But did you know she’s now 100 years old?
The Flying Scotsman is 100 years old
First built in 1923 in Doncaster, UK, The Flying Scotsman served LNER’s London to Edinburgh East Coast Mainline for 40 years.
She first began service on 14 February 1923 with just the simple number name 1472. It was only when put on show at the British Empire Exhibition in London in 1924 that she was given the number 4427 and named after the route running between London and Edinburgh - The Flying Scotsman.
Though she’s known for her iconic green colour, that hasn’t always been the case. During World War Two, like all trains, she was repainted black and also had a brief stint as a blue locomotive before returning to the classic British Rail Green.
In 1934, The Flying Scotsman became the first locomotive to achieve a speed of 100 miles per hour and dramatically reduced the journey time between the two capitals.
The end of her career on the East Coast mainline in 1963 was not the end of her story though.
In a number of other feats, the train broke distance records and even raced against boats and planes to prove its incredible speed.
In the 1960s she travelled to the US and Canada on a promotional tour. And in 1988 she became the first locomotive to circumnavigate the world when she was shipped to Australia. There she also set a new record for the longest non-stop run by a steam locomotive at 679 km.
For a time, The Flying Scotsman also pulled the Orient Express Pullman train.
The Flying Scotsman on the big screen
She could be seen on the platform in Kings Cross in the first Harry Potter film. The steam engine also popped up in 102 Dalmatians, Agatha (1979), Top Gear and in appeared in animated form in Thomas the Tank Engine film Thomas & Friends: The Great Race.
The Flying Scotsman returns home
To mark the centenary of The Flying Scotsman, this weekend she made a historic trip leaving London and travelling up the UK’s east coast to Scotland.
On her way, she stopped in Doncaster, Yorkshire where it all began.
Over more than 100 years, Doncaster Works built thousands of locomotives and carriages. It was the industrial centre of the city and at its peak in the early 20th century it covered over 200 acres and employed 4,600 workers. Some carriage refurbishment work is still carried out on part of the site.
“Doncaster is the place that birthed the Flying Scotsman,” said rail historian Dr David Turner.

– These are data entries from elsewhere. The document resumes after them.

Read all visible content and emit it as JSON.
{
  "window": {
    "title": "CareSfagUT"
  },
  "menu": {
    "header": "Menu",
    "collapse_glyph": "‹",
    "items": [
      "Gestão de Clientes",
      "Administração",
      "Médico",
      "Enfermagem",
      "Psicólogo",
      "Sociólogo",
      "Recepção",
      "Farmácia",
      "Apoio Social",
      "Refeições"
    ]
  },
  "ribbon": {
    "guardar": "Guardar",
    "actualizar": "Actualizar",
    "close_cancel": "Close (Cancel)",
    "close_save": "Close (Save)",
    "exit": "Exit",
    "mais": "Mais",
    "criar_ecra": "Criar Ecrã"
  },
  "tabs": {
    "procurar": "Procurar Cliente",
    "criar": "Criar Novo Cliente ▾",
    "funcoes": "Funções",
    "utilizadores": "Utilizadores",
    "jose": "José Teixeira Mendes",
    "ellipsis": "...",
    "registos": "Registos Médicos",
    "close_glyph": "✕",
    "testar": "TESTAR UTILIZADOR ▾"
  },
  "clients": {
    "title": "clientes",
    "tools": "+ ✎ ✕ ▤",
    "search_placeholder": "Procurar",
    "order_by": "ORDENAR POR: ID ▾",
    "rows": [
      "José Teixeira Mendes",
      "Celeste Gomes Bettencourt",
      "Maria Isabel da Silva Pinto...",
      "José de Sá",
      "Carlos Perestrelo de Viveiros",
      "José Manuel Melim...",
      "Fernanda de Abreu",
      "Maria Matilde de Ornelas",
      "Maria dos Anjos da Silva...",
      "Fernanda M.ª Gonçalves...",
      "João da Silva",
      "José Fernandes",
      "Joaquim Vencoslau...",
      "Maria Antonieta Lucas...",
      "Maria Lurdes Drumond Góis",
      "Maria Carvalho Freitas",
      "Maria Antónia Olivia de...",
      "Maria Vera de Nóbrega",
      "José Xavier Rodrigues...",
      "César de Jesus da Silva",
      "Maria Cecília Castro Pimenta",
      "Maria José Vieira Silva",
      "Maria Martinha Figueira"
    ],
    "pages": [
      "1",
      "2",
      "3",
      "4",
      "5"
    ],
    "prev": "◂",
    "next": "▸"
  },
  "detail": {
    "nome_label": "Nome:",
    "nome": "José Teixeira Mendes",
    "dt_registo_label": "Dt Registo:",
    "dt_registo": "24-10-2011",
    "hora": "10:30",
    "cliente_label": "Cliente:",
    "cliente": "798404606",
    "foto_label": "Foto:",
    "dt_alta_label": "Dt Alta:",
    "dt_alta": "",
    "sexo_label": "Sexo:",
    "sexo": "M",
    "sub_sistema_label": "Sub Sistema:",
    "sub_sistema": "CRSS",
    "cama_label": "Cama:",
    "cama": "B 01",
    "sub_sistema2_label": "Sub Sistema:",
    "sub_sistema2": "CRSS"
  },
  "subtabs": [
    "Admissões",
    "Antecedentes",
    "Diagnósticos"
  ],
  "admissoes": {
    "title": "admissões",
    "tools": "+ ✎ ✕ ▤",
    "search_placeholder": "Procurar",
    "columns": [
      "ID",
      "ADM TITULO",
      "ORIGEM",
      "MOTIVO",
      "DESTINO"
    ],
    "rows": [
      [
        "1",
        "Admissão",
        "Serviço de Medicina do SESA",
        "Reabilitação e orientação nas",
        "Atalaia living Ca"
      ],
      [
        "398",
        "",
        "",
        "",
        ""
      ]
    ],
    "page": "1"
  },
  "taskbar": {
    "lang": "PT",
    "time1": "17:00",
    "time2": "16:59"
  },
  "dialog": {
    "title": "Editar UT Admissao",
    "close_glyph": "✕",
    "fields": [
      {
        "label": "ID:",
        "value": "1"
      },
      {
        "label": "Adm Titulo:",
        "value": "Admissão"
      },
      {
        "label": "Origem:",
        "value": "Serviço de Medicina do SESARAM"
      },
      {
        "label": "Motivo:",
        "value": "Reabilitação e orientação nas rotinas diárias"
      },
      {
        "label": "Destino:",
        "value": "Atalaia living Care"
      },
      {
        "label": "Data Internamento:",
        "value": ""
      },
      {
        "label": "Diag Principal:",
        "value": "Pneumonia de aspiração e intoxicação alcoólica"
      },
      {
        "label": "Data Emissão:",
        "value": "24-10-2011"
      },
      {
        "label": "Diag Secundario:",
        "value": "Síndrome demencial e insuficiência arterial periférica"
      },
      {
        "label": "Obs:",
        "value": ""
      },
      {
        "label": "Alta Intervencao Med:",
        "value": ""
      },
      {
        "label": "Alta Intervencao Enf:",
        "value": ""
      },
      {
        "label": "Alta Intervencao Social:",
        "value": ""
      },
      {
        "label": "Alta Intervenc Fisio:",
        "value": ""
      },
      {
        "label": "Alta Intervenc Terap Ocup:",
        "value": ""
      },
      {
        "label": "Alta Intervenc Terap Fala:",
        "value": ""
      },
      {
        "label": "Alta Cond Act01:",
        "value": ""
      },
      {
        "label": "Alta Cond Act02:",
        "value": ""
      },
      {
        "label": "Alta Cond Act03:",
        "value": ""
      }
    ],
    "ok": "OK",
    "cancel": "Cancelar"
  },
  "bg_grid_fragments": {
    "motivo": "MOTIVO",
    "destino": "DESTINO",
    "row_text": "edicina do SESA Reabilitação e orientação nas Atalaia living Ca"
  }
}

“It was created by the people of Doncaster and they are incredibly proud of their railway heritage.”
Watch the video above to see The Flying Scotsman in action.
Posted on 06 Jul 2023 15:29 link